Some screen printers ask if red safe lights are okay to use. Sure they are. But have you ever been in a darkroom with a red light on? It’s almost impossible to see anything! These lights are designed for working with camera film, which is very sensitive to white light. For screenmaking, use yellow lights, which are easier on the eyes and allow you to see what you’re doing. Just keep your screens away from them when you’re drying emulsion.
Checking for Hot Spots in Your Drying Cabinet
For those thinking about adding a factory-made screen-drying cabinet or making their own, heating is a consideration that deserves some attention. While most heated factory models have been tested to ensure that they will provide uniform temperatures throughout, homemade cabinets often incorporate a small space heater to facilitate the drying process. If the heater is poorly directed inside the cabinet, you will experience hot spots and wide temperature swings throughout the cabinet.
Screens directly in the path of a heater’s output may get exposed to higher temperatures on one side than the other and end up with nonuniform drying across the coating. Also, if the circulation within the unit is poor, the screens on the lower levels are likely to be subjected to a lower temperature, while the screens placed higher up get damaged from excessive heat that rises to the top. Make sure that the cabinet you use has both adequate airflow and heat displacement to prevent these conditions.
To ensure your heated drying cabinet works properly, get a thermometer and measure just how hot the cabinet gets. Check for hot spots by taking multiple readings in several locations throughout the cabinet.
The Benefits of a Storage Drying Cabinet
In most screenmaking rooms, including those with automated drying cabinets, one important piece of equipment that will greatly improve the longevity of coated screens is usually missing. That piece of equipment is a second cabinet for holding the dry screens. This cabinet protects the screens from premature exposure and guards them from excessive heat while freeing the drying cabinet for processing additional screens.
Another function served by such a storage cabinet is that it allows screens to adjust to the shop’s climate prior to exposure. Screen frames often expand and contract in response to temperature changes, and humidity can affect the stencil by causing it to swell. If screens aren’t allowed to acclimate prior to exposure, distortion of the stencil image and registration problems become much more likely. Giving screens time to adjust in a protective cabinet is an easy way to avoid these problems.
Maintain Proper Drying Conditions for a High-Quality Stencil
In order to make a high-quality stencil, it is important to maintain proper drying conditions in your shop. Be sure to dry your coated screens in an environment that is dust-free, protect them from UV light, and dry at low temperatures to prevent premature crosslinking of the emulsion. Also make sure your drying area or cabinet has adequate airflow and that you control temperature and humidity throughout your operation. Finally, use dried screens as soon as possible or store them in a light-safe storage area or holding cabinet.

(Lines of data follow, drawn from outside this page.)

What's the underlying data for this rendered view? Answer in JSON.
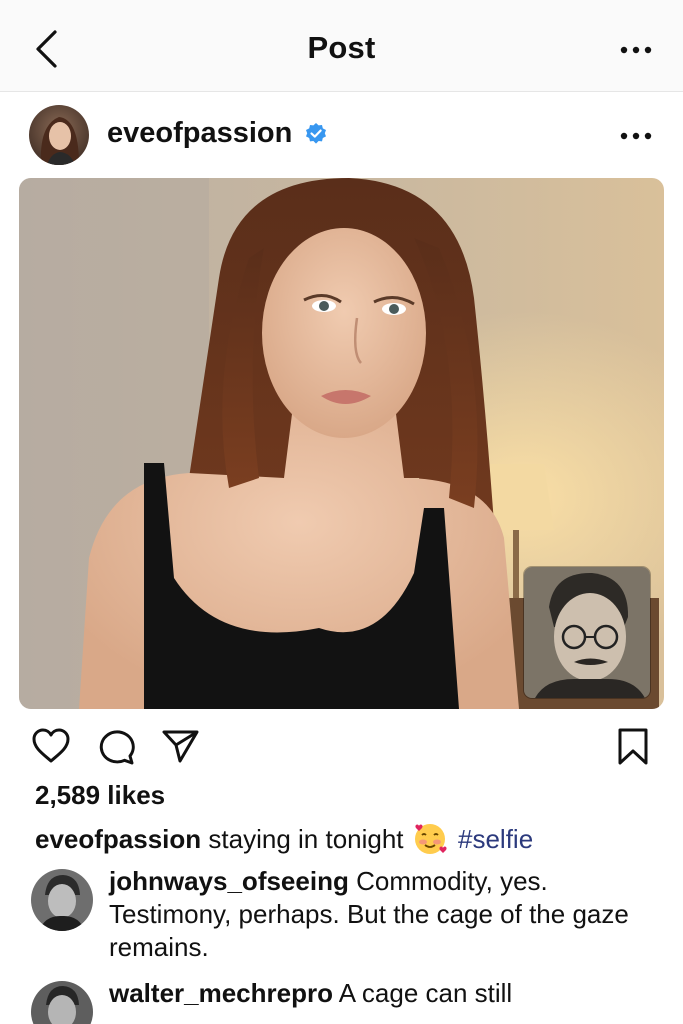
{
  "topbar": {
    "title": "Post",
    "back_icon": "chevron-left-icon",
    "more_icon": "more-horizontal-icon"
  },
  "post": {
    "username": "eveofpassion",
    "verified_icon": "verified-badge-icon",
    "likes": "2,589 likes",
    "caption_text": "staying in tonight",
    "caption_emoji": "smiling-face-with-hearts-emoji",
    "hashtag": "#selfie"
  },
  "comments": [
    {
      "username": "johnways_ofseeing",
      "text": "Commodity, yes. Testimony, perhaps. But the cage of the gaze remains."
    },
    {
      "username": "walter_mechrepro",
      "text": "A cage can still"
    }
  ],
  "colors": {
    "verified": "#3897f0",
    "hashtag": "#2c3a7d",
    "divider": "#e6e6e6"
  }
}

By following these suggestions, you can eat your cake and dry a screen, too.
Mick Orr, Chromaline's Technical Guru and Applications Training Specialist has been in the screen printing industry since 1970 with printing experience in a wide range of applications from membrane switches, to textiles, specialty graphics to faceplates and more. If you have any additional questions about drying screens or the screen printing process, please contact us today.